_The records_.
= = =
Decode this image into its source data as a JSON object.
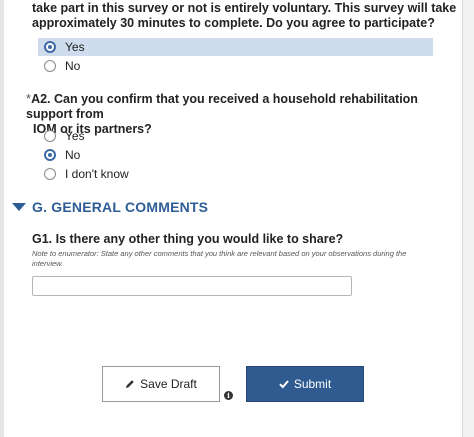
{
  "q1": {
    "text_line1": "take part in this survey or not is entirely voluntary. This survey will take",
    "text_line2": "approximately 30 minutes to complete. Do you agree to participate?",
    "options": [
      "Yes",
      "No"
    ],
    "selected": "Yes"
  },
  "a2": {
    "required_marker": "*",
    "text_line1": "A2. Can you confirm that you received a household rehabilitation support from",
    "text_line2": "IOM or its partners?",
    "options": [
      "Yes",
      "No",
      "I don't know"
    ],
    "selected": "No"
  },
  "section_g": {
    "title": "G. GENERAL COMMENTS"
  },
  "g1": {
    "question": "G1. Is there any other thing you would like to share?",
    "note": "Note to enumerator: State any other comments that you think are relevant based on your observations during the interview.",
    "value": ""
  },
  "actions": {
    "save_draft_label": "Save Draft",
    "submit_label": "Submit",
    "info_glyph": "i"
  },
  "colors": {
    "accent": "#2f5b91",
    "selected_row": "#cfdcee",
    "section_heading": "#2e5d96"
  },
  "icons": {
    "save_draft": "pencil-icon",
    "submit": "check-icon",
    "info": "info-icon",
    "section_toggle": "triangle-down-icon"
  }
}
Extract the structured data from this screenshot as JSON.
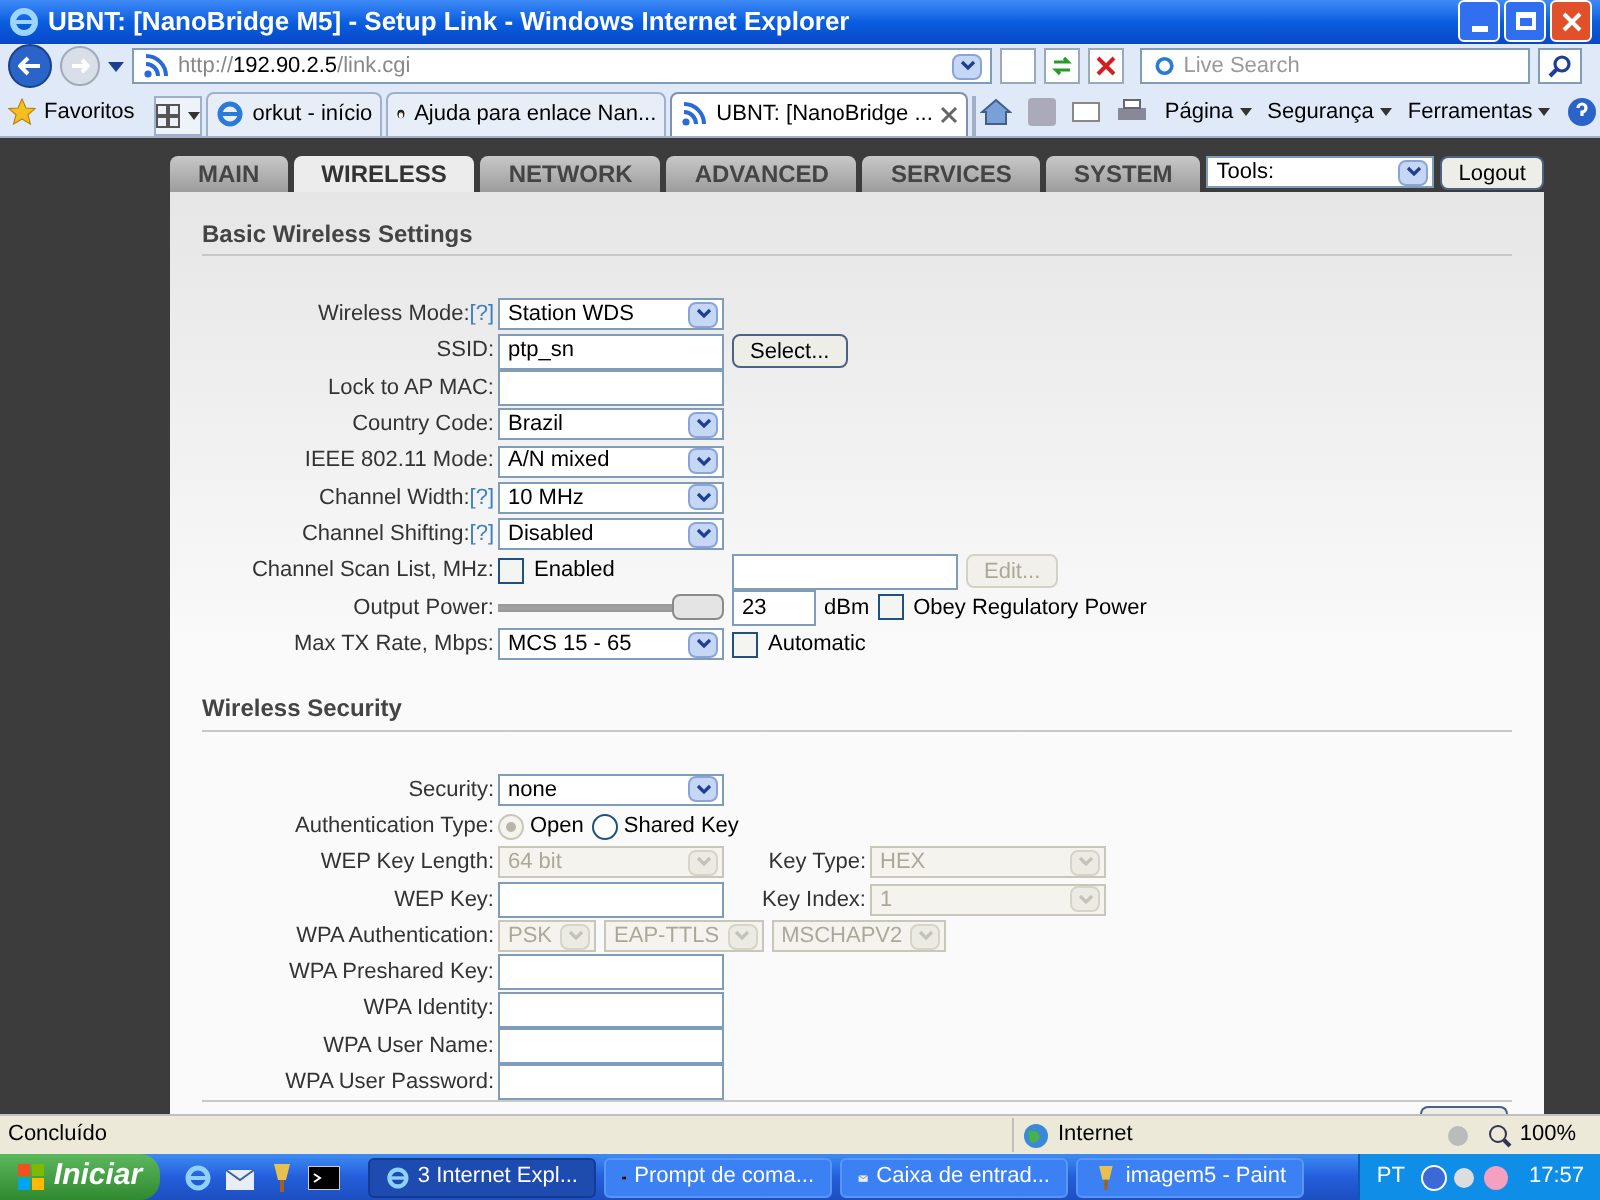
{
  "window": {
    "title": "UBNT: [NanoBridge M5] - Setup Link - Windows Internet Explorer"
  },
  "address_bar": {
    "scheme": "http://",
    "host": "192.90.2.5",
    "path": "/link.cgi"
  },
  "search": {
    "placeholder": "Live Search"
  },
  "favorites": {
    "label": "Favoritos"
  },
  "browser_tabs": [
    {
      "label": "orkut - início",
      "selected": false
    },
    {
      "label": "Ajuda para enlace Nan...",
      "selected": false
    },
    {
      "label": "UBNT: [NanoBridge ...",
      "selected": true
    }
  ],
  "command_bar": [
    "Página",
    "Segurança",
    "Ferramentas"
  ],
  "page_tabs": [
    {
      "label": "MAIN",
      "selected": false
    },
    {
      "label": "WIRELESS",
      "selected": true
    },
    {
      "label": "NETWORK",
      "selected": false
    },
    {
      "label": "ADVANCED",
      "selected": false
    },
    {
      "label": "SERVICES",
      "selected": false
    },
    {
      "label": "SYSTEM",
      "selected": false
    }
  ],
  "tools": {
    "value": "Tools:"
  },
  "logout": "Logout",
  "sections": [
    {
      "title": "Basic Wireless Settings",
      "rows": [
        {
          "label": "Wireless Mode:",
          "help": "[?]",
          "controls": [
            {
              "kind": "select",
              "value": "Station WDS",
              "disabled": false
            }
          ]
        },
        {
          "label": "SSID:",
          "controls": [
            {
              "kind": "input",
              "value": "ptp_sn"
            },
            {
              "kind": "button",
              "label": "Select...",
              "disabled": false
            }
          ]
        },
        {
          "label": "Lock to AP MAC:",
          "controls": [
            {
              "kind": "input"
            }
          ]
        },
        {
          "label": "Country Code:",
          "controls": [
            {
              "kind": "select",
              "value": "Brazil",
              "disabled": false
            }
          ]
        },
        {
          "label": "IEEE 802.11 Mode:",
          "controls": [
            {
              "kind": "select",
              "value": "A/N mixed",
              "disabled": false
            }
          ]
        },
        {
          "label": "Channel Width:",
          "help": "[?]",
          "controls": [
            {
              "kind": "select",
              "value": "10 MHz",
              "disabled": false
            }
          ]
        },
        {
          "label": "Channel Shifting:",
          "help": "[?]",
          "controls": [
            {
              "kind": "select",
              "value": "Disabled",
              "disabled": false
            }
          ]
        },
        {
          "label": "Channel Scan List, MHz:",
          "controls": [
            {
              "kind": "checkbox",
              "label": "Enabled",
              "checked": false
            },
            {
              "kind": "input"
            },
            {
              "kind": "button",
              "label": "Edit...",
              "disabled": true
            }
          ]
        },
        {
          "label": "Output Power:",
          "controls": [
            {
              "kind": "slider",
              "level": 1
            },
            {
              "kind": "numberfield",
              "value": "23"
            },
            {
              "kind": "unit",
              "text": "dBm"
            },
            {
              "kind": "checkbox",
              "label": "Obey Regulatory Power",
              "checked": false
            }
          ]
        },
        {
          "label": "Max TX Rate, Mbps:",
          "controls": [
            {
              "kind": "select",
              "value": "MCS 15 - 65",
              "disabled": false
            },
            {
              "kind": "checkbox",
              "label": "Automatic",
              "checked": false
            }
          ]
        }
      ]
    },
    {
      "title": "Wireless Security",
      "rows": [
        {
          "label": "Security:",
          "controls": [
            {
              "kind": "select",
              "value": "none",
              "disabled": false
            }
          ]
        },
        {
          "label": "Authentication Type:",
          "controls": [
            {
              "kind": "radio",
              "label": "Open",
              "selected": true,
              "disabled": true
            },
            {
              "kind": "radio",
              "label": "Shared Key",
              "selected": false,
              "disabled": false
            }
          ]
        },
        {
          "label": "WEP Key Length:",
          "controls": [
            {
              "kind": "select",
              "value": "64 bit",
              "disabled": true
            }
          ],
          "side": {
            "label": "Key Type:",
            "controls": [
              {
                "kind": "select",
                "value": "HEX",
                "disabled": true
              }
            ]
          }
        },
        {
          "label": "WEP Key:",
          "controls": [
            {
              "kind": "input"
            }
          ],
          "side": {
            "label": "Key Index:",
            "controls": [
              {
                "kind": "select",
                "value": "1",
                "disabled": true
              }
            ]
          }
        },
        {
          "label": "WPA Authentication:",
          "controls": [
            {
              "kind": "miniselect",
              "value": "PSK",
              "disabled": true
            },
            {
              "kind": "miniselect",
              "value": "EAP-TTLS",
              "disabled": true
            },
            {
              "kind": "miniselect",
              "value": "MSCHAPV2",
              "disabled": true
            }
          ]
        },
        {
          "label": "WPA Preshared Key:",
          "controls": [
            {
              "kind": "input"
            }
          ]
        },
        {
          "label": "WPA Identity:",
          "controls": [
            {
              "kind": "input"
            }
          ]
        },
        {
          "label": "WPA User Name:",
          "controls": [
            {
              "kind": "input"
            }
          ]
        },
        {
          "label": "WPA User Password:",
          "controls": [
            {
              "kind": "input"
            }
          ]
        }
      ]
    }
  ],
  "status_bar": {
    "text": "Concluído",
    "zone": "Internet",
    "zoom": "100%"
  },
  "taskbar": {
    "start": "Iniciar",
    "tasks": [
      {
        "label": "3 Internet Expl...",
        "selected": true
      },
      {
        "label": "Prompt de coma...",
        "selected": false
      },
      {
        "label": "Caixa de entrad...",
        "selected": false
      },
      {
        "label": "imagem5 - Paint",
        "selected": false
      }
    ],
    "language": "PT",
    "clock": "17:57"
  }
}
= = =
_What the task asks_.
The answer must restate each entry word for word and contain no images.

_Exercise result_.
Decode this image into its source data as a JSON object.
{
  "q1": {
    "text_line1": "take part in this survey or not is entirely voluntary. This survey will take",
    "text_line2": "approximately 30 minutes to complete. Do you agree to participate?",
    "options": [
      "Yes",
      "No"
    ],
    "selected": "Yes"
  },
  "a2": {
    "required_marker": "*",
    "text_line1": "A2. Can you confirm that you received a household rehabilitation support from",
    "text_line2": "IOM or its partners?",
    "options": [
      "Yes",
      "No",
      "I don't know"
    ],
    "selected": "No"
  },
  "section_g": {
    "title": "G. GENERAL COMMENTS"
  },
  "g1": {
    "question": "G1. Is there any other thing you would like to share?",
    "note": "Note to enumerator: State any other comments that you think are relevant based on your observations during the interview.",
    "value": ""
  },
  "actions": {
    "save_draft_label": "Save Draft",
    "submit_label": "Submit",
    "info_glyph": "i"
  },
  "colors": {
    "accent": "#2f5b91",
    "selected_row": "#cfdcee",
    "section_heading": "#2e5d96"
  },
  "icons": {
    "save_draft": "pencil-icon",
    "submit": "check-icon",
    "info": "info-icon",
    "section_toggle": "triangle-down-icon"
  }
}
Extract the structured data from this screenshot as JSON.
{
  "window": {
    "title": "UBNT: [NanoBridge M5] - Setup Link - Windows Internet Explorer"
  },
  "address_bar": {
    "scheme": "http://",
    "host": "192.90.2.5",
    "path": "/link.cgi"
  },
  "search": {
    "placeholder": "Live Search"
  },
  "favorites": {
    "label": "Favoritos"
  },
  "browser_tabs": [
    {
      "label": "orkut - início",
      "selected": false
    },
    {
      "label": "Ajuda para enlace Nan...",
      "selected": false
    },
    {
      "label": "UBNT: [NanoBridge ...",
      "selected": true
    }
  ],
  "command_bar": [
    "Página",
    "Segurança",
    "Ferramentas"
  ],
  "page_tabs": [
    {
      "label": "MAIN",
      "selected": false
    },
    {
      "label": "WIRELESS",
      "selected": true
    },
    {
      "label": "NETWORK",
      "selected": false
    },
    {
      "label": "ADVANCED",
      "selected": false
    },
    {
      "label": "SERVICES",
      "selected": false
    },
    {
      "label": "SYSTEM",
      "selected": false
    }
  ],
  "tools": {
    "value": "Tools:"
  },
  "logout": "Logout",
  "sections": [
    {
      "title": "Basic Wireless Settings",
      "rows": [
        {
          "label": "Wireless Mode:",
          "help": "[?]",
          "controls": [
            {
              "kind": "select",
              "value": "Station WDS",
              "disabled": false
            }
          ]
        },
        {
          "label": "SSID:",
          "controls": [
            {
              "kind": "input",
              "value": "ptp_sn"
            },
            {
              "kind": "button",
              "label": "Select...",
              "disabled": false
            }
          ]
        },
        {
          "label": "Lock to AP MAC:",
          "controls": [
            {
              "kind": "input"
            }
          ]
        },
        {
          "label": "Country Code:",
          "controls": [
            {
              "kind": "select",
              "value": "Brazil",
              "disabled": false
            }
          ]
        },
        {
          "label": "IEEE 802.11 Mode:",
          "controls": [
            {
              "kind": "select",
              "value": "A/N mixed",
              "disabled": false
            }
          ]
        },
        {
          "label": "Channel Width:",
          "help": "[?]",
          "controls": [
            {
              "kind": "select",
              "value": "10 MHz",
              "disabled": false
            }
          ]
        },
        {
          "label": "Channel Shifting:",
          "help": "[?]",
          "controls": [
            {
              "kind": "select",
              "value": "Disabled",
              "disabled": false
            }
          ]
        },
        {
          "label": "Channel Scan List, MHz:",
          "controls": [
            {
              "kind": "checkbox",
              "label": "Enabled",
              "checked": false
            },
            {
              "kind": "input"
            },
            {
              "kind": "button",
              "label": "Edit...",
              "disabled": true
            }
          ]
        },
        {
          "label": "Output Power:",
          "controls": [
            {
              "kind": "slider",
              "level": 1
            },
            {
              "kind": "numberfield",
              "value": "23"
            },
            {
              "kind": "unit",
              "text": "dBm"
            },
            {
              "kind": "checkbox",
              "label": "Obey Regulatory Power",
              "checked": false
            }
          ]
        },
        {
          "label": "Max TX Rate, Mbps:",
          "controls": [
            {
              "kind": "select",
              "value": "MCS 15 - 65",
              "disabled": false
            },
            {
              "kind": "checkbox",
              "label": "Automatic",
              "checked": false
            }
          ]
        }
      ]
    },
    {
      "title": "Wireless Security",
      "rows": [
        {
          "label": "Security:",
          "controls": [
            {
              "kind": "select",
              "value": "none",
              "disabled": false
            }
          ]
        },
        {
          "label": "Authentication Type:",
          "controls": [
            {
              "kind": "radio",
              "label": "Open",
              "selected": true,
              "disabled": true
            },
            {
              "kind": "radio",
              "label": "Shared Key",
              "selected": false,
              "disabled": false
            }
          ]
        },
        {
          "label": "WEP Key Length:",
          "controls": [
            {
              "kind": "select",
              "value": "64 bit",
              "disabled": true
            }
          ],
          "side": {
            "label": "Key Type:",
            "controls": [
              {
                "kind": "select",
                "value": "HEX",
                "disabled": true
              }
            ]
          }
        },
        {
          "label": "WEP Key:",
          "controls": [
            {
              "kind": "input"
            }
          ],
          "side": {
            "label": "Key Index:",
            "controls": [
              {
                "kind": "select",
                "value": "1",
                "disabled": true
              }
            ]
          }
        },
        {
          "label": "WPA Authentication:",
          "controls": [
            {
              "kind": "miniselect",
              "value": "PSK",
              "disabled": true
            },
            {
              "kind": "miniselect",
              "value": "EAP-TTLS",
              "disabled": true
            },
            {
              "kind": "miniselect",
              "value": "MSCHAPV2",
              "disabled": true
            }
          ]
        },
        {
          "label": "WPA Preshared Key:",
          "controls": [
            {
              "kind": "input"
            }
          ]
        },
        {
          "label": "WPA Identity:",
          "controls": [
            {
              "kind": "input"
            }
          ]
        },
        {
          "label": "WPA User Name:",
          "controls": [
            {
              "kind": "input"
            }
          ]
        },
        {
          "label": "WPA User Password:",
          "controls": [
            {
              "kind": "input"
            }
          ]
        }
      ]
    }
  ],
  "status_bar": {
    "text": "Concluído",
    "zone": "Internet",
    "zoom": "100%"
  },
  "taskbar": {
    "start": "Iniciar",
    "tasks": [
      {
        "label": "3 Internet Expl...",
        "selected": true
      },
      {
        "label": "Prompt de coma...",
        "selected": false
      },
      {
        "label": "Caixa de entrad...",
        "selected": false
      },
      {
        "label": "imagem5 - Paint",
        "selected": false
      }
    ],
    "language": "PT",
    "clock": "17:57"
  }
}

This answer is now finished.